In a recent Life Skills class, our D1 Peer Mentors, who have been expertly trained by Dr. Robin Peterson, talked with their classmates about the work that they do to support the mental health and well-being of their classmates. They were followed by Ms. Ina Walter, a local mental health professional, who shared her expertise on how to have a healthy relationship with stress. We hope that our students will make the most of the mental health resources that exist on this campus and at their next destination to ensure they are able to succeed in all facets of their lives. It has also been great to see all of the students maintaining their physical health through a range of CCAs, including those early morning risers who are part of Morning Motivation. Mental and physical health are essential elements in order to thrive no matter what challenges one faces. Keep moving and talking about your feelings as you work towards experiencing optimal mental health throughout life.

Here are some resources you may find useful during this month and beyond:

NAMI “Take A Moment” campaign:
Understanding Mental Health Awareness Month:
UK Mental Health Awareness Week 13-19 May:

Money Matters

A big (and stressful) issue this admissions cycle has been the rising cost of tertiary education. However, this has been offset on our campus by the tremendous amounts of grants and scholarships our students have been offered. With the new admissions cycle already underway for our D1 students, this recent blog about how to prepare for the financial realities of paying for college/university may provide some key insights for families as you prepare for the not too distant future….

If you were not able to attend the presentation on 22 May for D1 parents and guardians to assist with your preparation process, please see the recording and presentation link in the “Past Presentations” section of the UWCEA Careers website.  Also, take a moment to consider these other upcoming events…

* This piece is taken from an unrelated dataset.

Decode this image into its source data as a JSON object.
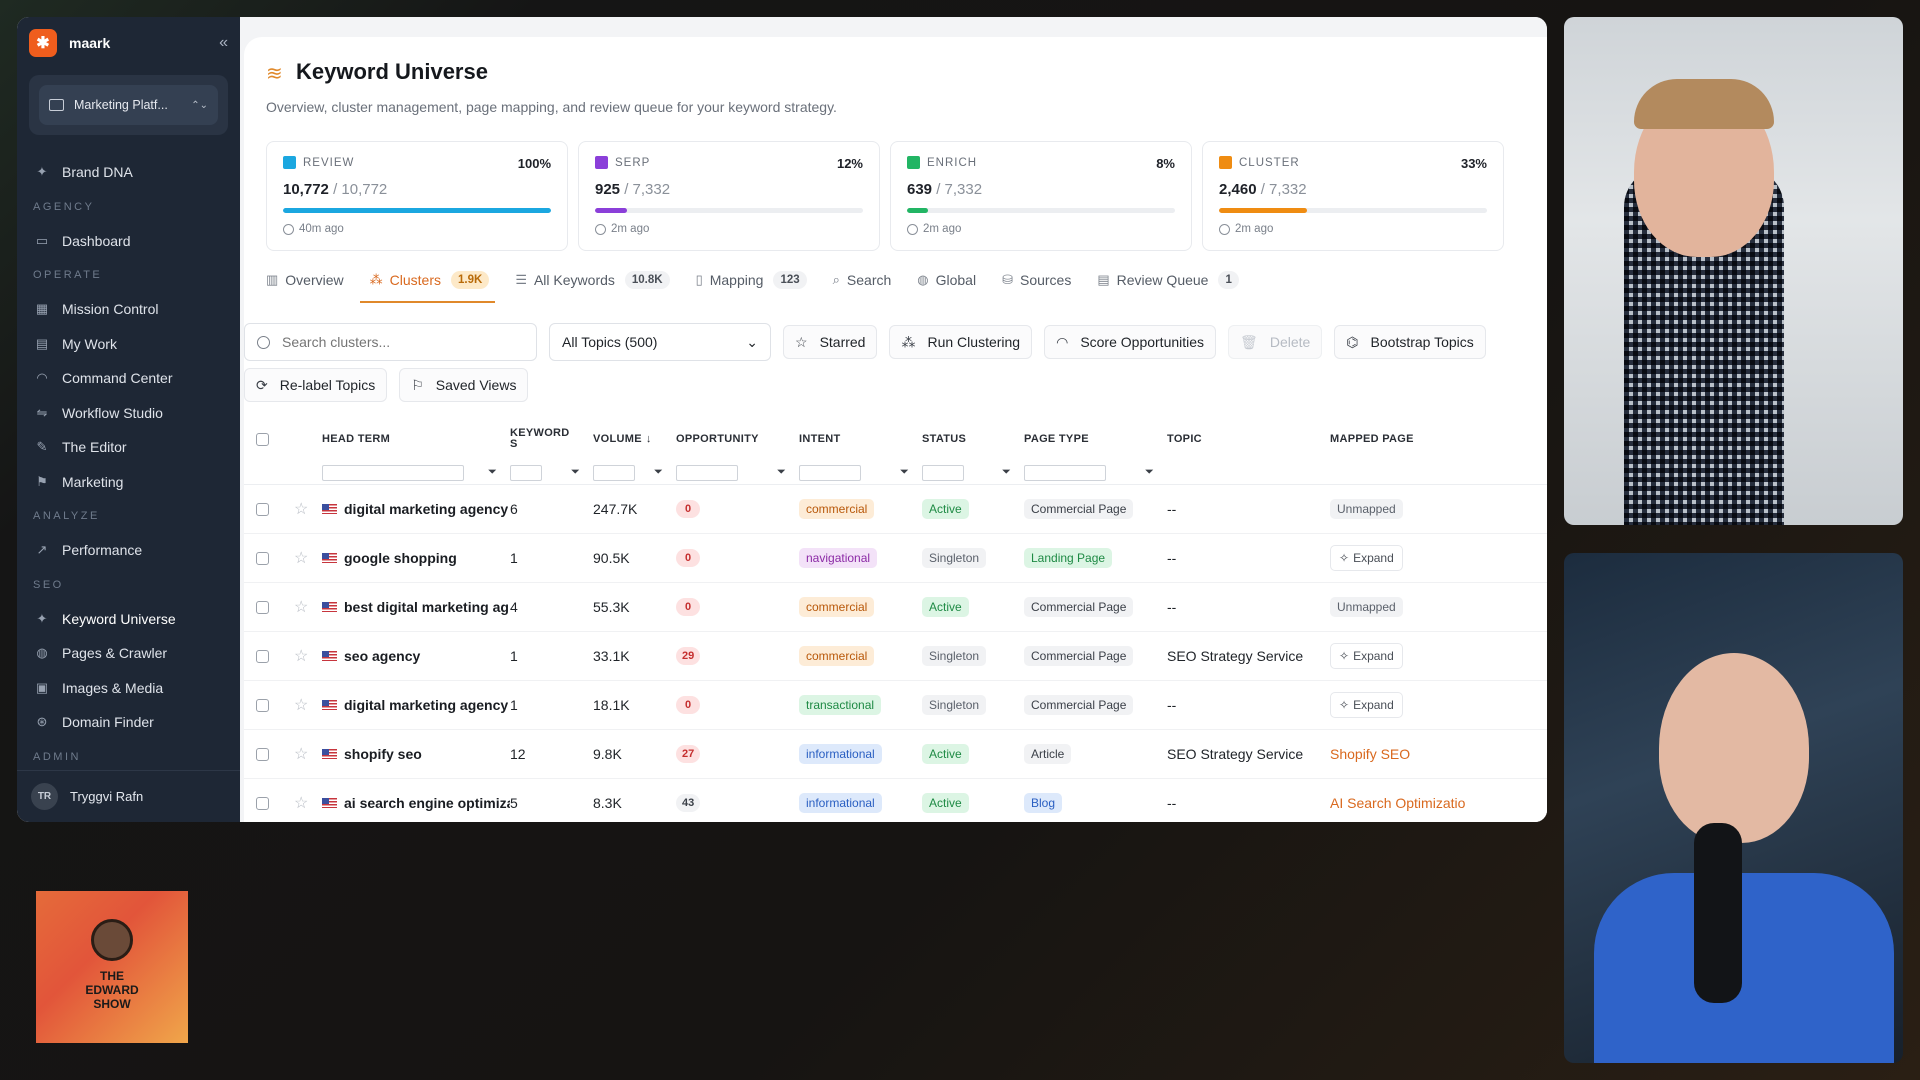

Upcoming College and University Events

*NEW* May/June: 7:30-8:30 PM EAT Admissions Talk Tuesdays (Different topics each Tuesday). Join us for a special session with a Davis UWC Scholar Partner Admissions specialist as they share information about the application process.

1 June: 7:45-10:00 AM EAT SAT test on Moshi campus (see information about other upcoming tests by visiting

15 June: 4:45-6:00 PM EAT 15 on the 15th continues with a “Hot Admissions Topic” and a virtual fair with 13 Davis UWC Scholar Partners & 2 UWC “friends”

**Many more events (and resources) are on the UWCEA Careers website, as well as individual institution websites/social media**

Take care, be well, and enjoy exploring!

Cassandra Ford
College and Career Counselor

Car Boot Sale – Please come along as a buyer OR a seller!